### Work request
All lines in the data that hold the word "icon" need copying.

### Data in this exercise
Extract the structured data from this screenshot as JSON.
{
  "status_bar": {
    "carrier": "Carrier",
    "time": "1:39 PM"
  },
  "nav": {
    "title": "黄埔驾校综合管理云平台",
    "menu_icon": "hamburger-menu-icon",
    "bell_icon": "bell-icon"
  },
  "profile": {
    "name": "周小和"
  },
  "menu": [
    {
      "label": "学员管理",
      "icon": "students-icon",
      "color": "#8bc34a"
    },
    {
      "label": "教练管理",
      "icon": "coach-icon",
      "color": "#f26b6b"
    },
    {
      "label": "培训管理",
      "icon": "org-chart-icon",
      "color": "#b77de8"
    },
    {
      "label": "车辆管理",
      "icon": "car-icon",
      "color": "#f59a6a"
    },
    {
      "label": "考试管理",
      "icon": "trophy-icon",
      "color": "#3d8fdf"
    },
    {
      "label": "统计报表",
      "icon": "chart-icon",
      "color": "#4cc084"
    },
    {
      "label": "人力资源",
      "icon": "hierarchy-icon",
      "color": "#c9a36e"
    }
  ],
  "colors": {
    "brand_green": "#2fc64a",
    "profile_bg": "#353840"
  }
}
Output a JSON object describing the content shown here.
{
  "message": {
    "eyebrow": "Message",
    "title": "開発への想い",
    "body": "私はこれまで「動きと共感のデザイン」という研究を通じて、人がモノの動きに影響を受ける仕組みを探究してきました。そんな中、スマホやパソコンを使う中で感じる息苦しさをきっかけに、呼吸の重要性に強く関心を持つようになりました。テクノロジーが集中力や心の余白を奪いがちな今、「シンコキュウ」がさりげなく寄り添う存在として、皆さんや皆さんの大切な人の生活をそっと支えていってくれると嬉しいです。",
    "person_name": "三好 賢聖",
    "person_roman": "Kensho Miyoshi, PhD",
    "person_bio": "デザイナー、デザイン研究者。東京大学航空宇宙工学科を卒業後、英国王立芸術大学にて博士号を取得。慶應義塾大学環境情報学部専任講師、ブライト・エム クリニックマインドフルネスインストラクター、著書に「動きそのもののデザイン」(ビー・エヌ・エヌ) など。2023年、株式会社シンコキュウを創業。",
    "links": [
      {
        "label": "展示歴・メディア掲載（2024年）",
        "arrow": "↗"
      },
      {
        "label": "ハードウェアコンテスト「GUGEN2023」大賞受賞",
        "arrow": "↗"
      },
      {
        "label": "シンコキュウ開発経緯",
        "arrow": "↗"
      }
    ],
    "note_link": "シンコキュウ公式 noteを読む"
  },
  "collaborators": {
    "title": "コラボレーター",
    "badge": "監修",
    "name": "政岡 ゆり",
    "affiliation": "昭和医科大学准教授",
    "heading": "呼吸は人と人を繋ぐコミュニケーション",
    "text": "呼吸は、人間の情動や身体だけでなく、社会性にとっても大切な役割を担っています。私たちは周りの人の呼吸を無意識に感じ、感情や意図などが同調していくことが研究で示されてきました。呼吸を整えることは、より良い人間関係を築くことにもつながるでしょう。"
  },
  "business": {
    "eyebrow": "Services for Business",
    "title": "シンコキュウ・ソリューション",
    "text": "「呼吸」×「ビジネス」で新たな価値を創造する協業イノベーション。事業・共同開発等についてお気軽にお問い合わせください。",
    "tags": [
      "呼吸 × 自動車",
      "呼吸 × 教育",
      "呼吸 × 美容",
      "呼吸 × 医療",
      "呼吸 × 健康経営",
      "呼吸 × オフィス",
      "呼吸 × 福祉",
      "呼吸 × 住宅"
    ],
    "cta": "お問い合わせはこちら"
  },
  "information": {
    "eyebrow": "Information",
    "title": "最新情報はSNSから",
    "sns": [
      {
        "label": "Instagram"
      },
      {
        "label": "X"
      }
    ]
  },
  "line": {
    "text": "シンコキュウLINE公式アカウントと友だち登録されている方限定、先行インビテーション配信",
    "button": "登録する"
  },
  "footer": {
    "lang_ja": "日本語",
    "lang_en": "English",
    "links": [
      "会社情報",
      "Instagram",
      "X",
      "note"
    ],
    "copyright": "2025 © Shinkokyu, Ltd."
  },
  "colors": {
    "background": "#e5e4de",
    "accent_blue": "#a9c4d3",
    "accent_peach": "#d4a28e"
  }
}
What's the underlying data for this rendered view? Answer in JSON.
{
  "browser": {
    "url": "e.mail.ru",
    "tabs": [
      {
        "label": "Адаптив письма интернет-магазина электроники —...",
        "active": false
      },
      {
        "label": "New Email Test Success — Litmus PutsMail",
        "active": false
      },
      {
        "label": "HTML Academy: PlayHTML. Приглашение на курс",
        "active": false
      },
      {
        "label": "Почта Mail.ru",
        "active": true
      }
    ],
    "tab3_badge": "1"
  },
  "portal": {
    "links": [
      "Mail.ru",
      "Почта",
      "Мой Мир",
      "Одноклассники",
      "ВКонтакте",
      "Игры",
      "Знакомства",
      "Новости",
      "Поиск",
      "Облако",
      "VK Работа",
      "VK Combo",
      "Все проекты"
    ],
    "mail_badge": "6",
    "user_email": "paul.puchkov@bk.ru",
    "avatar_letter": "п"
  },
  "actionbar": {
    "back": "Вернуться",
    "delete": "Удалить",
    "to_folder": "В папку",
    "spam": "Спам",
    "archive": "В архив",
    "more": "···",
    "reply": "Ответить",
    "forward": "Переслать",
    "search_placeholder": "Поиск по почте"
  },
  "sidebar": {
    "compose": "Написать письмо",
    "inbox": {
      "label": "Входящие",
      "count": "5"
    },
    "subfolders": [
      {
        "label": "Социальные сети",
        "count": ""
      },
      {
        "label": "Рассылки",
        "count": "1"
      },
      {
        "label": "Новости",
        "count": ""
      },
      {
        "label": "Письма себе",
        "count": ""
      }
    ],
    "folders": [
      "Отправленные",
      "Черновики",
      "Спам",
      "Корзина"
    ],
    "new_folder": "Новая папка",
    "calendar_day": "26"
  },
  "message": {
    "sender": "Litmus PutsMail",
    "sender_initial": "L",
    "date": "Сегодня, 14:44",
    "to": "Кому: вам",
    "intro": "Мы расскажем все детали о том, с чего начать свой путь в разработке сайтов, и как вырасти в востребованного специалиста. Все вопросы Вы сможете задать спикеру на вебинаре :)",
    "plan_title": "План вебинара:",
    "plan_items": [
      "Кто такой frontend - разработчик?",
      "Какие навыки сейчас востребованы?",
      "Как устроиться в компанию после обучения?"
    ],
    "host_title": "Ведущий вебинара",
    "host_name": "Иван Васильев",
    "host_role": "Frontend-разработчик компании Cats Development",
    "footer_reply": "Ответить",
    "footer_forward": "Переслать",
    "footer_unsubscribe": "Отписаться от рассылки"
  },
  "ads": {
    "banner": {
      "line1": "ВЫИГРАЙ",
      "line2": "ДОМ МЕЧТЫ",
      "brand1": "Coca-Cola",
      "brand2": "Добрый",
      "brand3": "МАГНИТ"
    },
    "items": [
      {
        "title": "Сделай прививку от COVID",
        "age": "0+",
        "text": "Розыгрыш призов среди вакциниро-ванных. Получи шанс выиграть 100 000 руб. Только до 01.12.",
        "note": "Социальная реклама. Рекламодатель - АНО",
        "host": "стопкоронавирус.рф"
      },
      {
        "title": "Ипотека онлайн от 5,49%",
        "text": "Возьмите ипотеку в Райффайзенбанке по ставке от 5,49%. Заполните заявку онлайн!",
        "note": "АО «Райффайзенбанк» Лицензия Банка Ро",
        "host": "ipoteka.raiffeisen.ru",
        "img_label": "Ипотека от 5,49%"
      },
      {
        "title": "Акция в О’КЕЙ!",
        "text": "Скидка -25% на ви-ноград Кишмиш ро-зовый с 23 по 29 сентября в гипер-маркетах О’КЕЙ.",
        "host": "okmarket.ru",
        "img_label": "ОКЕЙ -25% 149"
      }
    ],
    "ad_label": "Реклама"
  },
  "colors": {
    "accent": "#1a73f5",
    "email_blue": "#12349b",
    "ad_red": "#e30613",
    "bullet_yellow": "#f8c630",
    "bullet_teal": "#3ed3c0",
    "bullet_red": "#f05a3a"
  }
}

### Solution for this task
    "menu_icon": "hamburger-menu-icon",
    "bell_icon": "bell-icon"
      "icon": "students-icon",
      "icon": "coach-icon",
      "icon": "org-chart-icon",
      "icon": "car-icon",
      "icon": "trophy-icon",
      "icon": "chart-icon",
      "icon": "hierarchy-icon",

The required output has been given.